By Martyn Herman
PARIS (Reuters) - Jelena Jankovic profited from the kind of mistake more befitting a crumbling park court than a grand slam quarter-final stage on Wednesday as she eventually wore down Yaroslava Shvedova at the French Open.
The Serbian fourth seed was struggling to put away unseeded Shvedova of Kazakhstan but chuckled with relief when her tall opponent lined up an easy smash, set herself, but swished at thin air instead of connecting with a ball that was begging to be walloped for a winner.
It was no laughing matter for the 22-year-old Shvedova as it allowed Jankovic to level the set at 4-4 before rolling through the following two games to win 7-5 6-4 and reach her third semi-final at Roland Garros.
"It was nerves and a little bit of wind," Shvedova, who switched nationality from Russia to Kazakhstan in 2008, told reporters.
"The ball blew and moved a move a little bit. I just missed it. It happens."
Jankovic, who strutted around a sunlit Court Suzanne Lenglen in her buttercup yellow dress, will have to play better in the last four against Australian Samantha Stosur who backed up her win over Justine Henin by knocking out top seed Serena Williams.
She dropped serve four times in the match and had to rely on her solid baseline play and superior claycourt movement to ensure that at least one of the women's top four seeds progressed to the semi-finals.
"I hope that I can have better luck and get through the semi-final, the 25-year-old Jankovic told reporters. "I will have a tough match but I'm looking forward to playing tomorrow.
"It will be a tough match. I have played (Stosur) this year but on a hard court. So this will be a different match. We're playing on clay. I'll just play my game and give my maximum."
Jankovic lost the opening two games against an opponent who had caused her problems in the past but she recovered well to take the opening set against a player contesting her first grand slam quarter-final.

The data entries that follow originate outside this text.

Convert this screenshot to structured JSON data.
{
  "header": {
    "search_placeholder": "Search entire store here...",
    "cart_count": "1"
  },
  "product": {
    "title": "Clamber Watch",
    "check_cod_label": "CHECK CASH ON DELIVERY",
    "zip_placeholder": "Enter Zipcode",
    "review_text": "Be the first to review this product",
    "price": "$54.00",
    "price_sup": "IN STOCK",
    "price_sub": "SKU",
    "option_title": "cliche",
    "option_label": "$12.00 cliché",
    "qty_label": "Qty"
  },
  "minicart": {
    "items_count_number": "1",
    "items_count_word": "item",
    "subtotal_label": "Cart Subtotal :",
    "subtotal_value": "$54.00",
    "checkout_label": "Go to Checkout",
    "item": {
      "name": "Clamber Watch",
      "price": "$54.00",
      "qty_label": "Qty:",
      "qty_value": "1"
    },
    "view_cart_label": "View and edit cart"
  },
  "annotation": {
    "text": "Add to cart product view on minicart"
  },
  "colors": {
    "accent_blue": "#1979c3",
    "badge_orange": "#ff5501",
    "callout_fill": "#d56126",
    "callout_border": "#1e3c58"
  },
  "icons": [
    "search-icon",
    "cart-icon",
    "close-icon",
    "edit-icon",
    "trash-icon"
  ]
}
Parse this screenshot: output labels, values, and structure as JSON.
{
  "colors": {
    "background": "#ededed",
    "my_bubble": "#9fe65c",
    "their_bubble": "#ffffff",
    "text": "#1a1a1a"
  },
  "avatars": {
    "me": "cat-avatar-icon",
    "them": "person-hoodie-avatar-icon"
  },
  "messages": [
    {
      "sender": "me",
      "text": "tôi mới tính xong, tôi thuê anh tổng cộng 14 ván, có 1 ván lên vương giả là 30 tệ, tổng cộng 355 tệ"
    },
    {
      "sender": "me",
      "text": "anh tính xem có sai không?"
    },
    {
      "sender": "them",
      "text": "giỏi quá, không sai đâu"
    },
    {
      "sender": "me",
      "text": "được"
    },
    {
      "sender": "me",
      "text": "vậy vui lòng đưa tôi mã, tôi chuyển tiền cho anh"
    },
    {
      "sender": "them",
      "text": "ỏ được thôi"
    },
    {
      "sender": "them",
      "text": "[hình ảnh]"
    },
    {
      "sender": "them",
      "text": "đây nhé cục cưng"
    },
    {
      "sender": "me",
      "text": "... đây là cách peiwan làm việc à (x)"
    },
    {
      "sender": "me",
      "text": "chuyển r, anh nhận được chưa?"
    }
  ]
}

The opening four games of the second set went against serve before Jankovic finally held at 2-2. She dropped serve again at 3-3, however, before Shvedova's shocking miss seemed to break her spirit.
(Reporting by Martyn Herman; Editing by Martyn Herman)